Even businesspeople in the agricultural sector can be allies of conservation - no wonder some have already protested against the disastrous environmental policy of the Bolsonaro government. Claudio Almeida, coordinator of the Amazon Program of the National Institute for Space Research (INPE), also a participant in the panel on the region at the Ethos 360 Conference, recalls the importance of this information for the economy. "The INPE data are not only to point out the accused of deforestation. They are important information for the productive chain in Brazil", he said.
Almeida gives as an example the case of Brazilian exporters of soybeans and cattle. "These sectors produce legally and have to show the origin of their products to their clients since the market today demands more ethical behavior. Important sectors of our economy need INPE data to show that they do their homework, that their production is sustainable," he said.
The INPE coordinator said that large foreign companies buying soybeans, for example, only acquire the Brazilian product that is certified. The production can not be planted in deforested areas after 2008. The credit market to those who preserve the environment is also an important factor, said Claudio Almeida. There are in the Amazonian region 36 priority cities that can suffer credit restriction if they do not comply with the rules.

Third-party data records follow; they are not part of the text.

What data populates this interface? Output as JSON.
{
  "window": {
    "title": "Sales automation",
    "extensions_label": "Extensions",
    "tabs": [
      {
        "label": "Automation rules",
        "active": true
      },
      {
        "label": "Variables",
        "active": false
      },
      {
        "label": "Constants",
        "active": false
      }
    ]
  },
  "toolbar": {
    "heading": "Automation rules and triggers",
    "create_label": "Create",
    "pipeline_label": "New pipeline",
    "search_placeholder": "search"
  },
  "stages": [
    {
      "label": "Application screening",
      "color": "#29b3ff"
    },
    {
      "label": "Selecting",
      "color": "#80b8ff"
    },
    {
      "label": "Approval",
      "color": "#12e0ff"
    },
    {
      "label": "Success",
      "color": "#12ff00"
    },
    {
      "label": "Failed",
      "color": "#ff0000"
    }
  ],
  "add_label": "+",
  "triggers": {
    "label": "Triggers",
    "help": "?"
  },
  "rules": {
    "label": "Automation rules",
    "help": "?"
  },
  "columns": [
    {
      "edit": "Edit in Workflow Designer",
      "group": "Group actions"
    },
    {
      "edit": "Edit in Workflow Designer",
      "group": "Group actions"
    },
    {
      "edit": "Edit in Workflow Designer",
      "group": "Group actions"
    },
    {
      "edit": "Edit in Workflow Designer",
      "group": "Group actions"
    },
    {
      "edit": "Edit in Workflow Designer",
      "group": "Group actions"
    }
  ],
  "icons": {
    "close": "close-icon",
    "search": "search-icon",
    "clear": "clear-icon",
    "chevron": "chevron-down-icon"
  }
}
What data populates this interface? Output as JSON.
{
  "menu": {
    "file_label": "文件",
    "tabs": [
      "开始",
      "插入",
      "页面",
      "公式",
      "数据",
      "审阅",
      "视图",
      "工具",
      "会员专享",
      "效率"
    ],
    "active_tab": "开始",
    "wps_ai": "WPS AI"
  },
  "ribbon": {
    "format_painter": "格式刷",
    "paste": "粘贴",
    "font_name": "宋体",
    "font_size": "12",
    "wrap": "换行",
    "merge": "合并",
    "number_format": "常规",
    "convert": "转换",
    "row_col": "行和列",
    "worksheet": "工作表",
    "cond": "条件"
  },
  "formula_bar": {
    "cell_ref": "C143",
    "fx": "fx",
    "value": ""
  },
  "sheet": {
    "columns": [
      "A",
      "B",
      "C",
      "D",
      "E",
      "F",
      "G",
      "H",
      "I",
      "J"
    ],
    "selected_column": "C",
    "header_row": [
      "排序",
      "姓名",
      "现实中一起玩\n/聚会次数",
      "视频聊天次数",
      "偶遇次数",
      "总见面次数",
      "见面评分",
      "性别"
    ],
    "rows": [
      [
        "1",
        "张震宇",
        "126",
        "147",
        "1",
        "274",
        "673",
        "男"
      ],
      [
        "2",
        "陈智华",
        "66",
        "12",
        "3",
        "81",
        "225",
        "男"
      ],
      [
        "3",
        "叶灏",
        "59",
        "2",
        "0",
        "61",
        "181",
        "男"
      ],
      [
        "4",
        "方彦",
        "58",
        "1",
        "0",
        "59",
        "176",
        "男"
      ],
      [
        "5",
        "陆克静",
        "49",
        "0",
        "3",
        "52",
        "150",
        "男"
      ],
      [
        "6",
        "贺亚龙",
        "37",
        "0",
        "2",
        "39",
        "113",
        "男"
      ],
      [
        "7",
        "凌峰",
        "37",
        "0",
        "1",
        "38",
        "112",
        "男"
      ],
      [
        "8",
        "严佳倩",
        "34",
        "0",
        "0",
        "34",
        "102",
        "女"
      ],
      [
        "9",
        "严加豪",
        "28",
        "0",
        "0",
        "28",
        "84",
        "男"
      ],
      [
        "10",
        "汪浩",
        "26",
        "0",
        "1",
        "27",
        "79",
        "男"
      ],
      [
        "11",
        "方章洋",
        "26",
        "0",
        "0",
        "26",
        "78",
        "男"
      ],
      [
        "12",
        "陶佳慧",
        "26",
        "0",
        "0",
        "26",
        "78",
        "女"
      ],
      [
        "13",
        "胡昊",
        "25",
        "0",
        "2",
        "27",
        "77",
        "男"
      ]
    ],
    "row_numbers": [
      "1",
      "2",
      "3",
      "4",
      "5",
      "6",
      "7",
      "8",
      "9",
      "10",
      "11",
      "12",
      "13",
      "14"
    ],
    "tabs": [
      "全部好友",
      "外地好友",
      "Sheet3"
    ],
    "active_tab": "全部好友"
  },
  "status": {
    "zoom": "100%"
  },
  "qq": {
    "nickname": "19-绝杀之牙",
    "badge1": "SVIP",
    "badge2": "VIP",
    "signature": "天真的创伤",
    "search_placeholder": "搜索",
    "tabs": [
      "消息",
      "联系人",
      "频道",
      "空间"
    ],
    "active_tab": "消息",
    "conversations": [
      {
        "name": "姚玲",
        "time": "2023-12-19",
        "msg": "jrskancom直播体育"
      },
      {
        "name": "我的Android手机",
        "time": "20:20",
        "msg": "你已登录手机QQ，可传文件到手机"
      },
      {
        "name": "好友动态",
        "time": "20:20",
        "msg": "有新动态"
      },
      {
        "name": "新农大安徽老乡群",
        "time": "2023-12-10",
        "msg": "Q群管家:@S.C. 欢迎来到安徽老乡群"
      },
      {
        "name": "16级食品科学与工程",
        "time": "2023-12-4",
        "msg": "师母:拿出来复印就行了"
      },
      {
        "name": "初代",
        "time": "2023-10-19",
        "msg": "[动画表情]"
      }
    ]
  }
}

Claudio Almeida made a point of defending the seriousness of data regarding illegal deforestation in the Amazon, disclosed by the institution, which is connected to the Ministry of Science. INPE was the target of an attack by Bolsonaro, who recently fired its director, scientist Ricardo Galvão. "Technically, it is almost impossible for INPE to manipulate the data, which are transparent, are on the Internet," he said.
Almeida explained that INPE's oldest project is Prodes, which monitors the Amazon rainforest by satellites, which has been carried out periodically since 1988. "It is the largest program in the world in an area as large as the Amazon," he said. This monitoring is carried out annually and shows how much primary forest has been lost. In 30 years, Prodes has already detected 780,000 square kilometers of deforestation (19.7% of original forest).
The Legal Amazon has 5.5 million square kilometers. But there are one million square kilometers of territory that are not the original forest. INPE monitors the 4 million square kilometers of primary forest. The Deter system, which recorded the increase in deforestation in July, generating the protest of Bolsonaro, is a rapid survey of alerts of evidence of altered forest cover in the Amazon. "Deter's data allows states to plan enforcement actions against deforestation," said the coordinator of the Amazon Program.
For Sirkis, the Bolsonaro government has an "idiosyncratic" view of the environmental issue. "He believes that environmentalists are synonymous with communists. The government has a love for the destruction of nature, a hatred for the defense of the environment. It's not a traditional right-wing stance of having economic interests. It's different. There is a component of hostility," said the executive director of Centro Brasil no Clima. He recalled that, between 2004 and 2012, there was a reduction in CO2 emissions. Then there were oscillations, and as of 2015, deforestation increased again. "Now, in 2019, the sky is the limit", lamented Sirkis.
Source: Projeto Colabora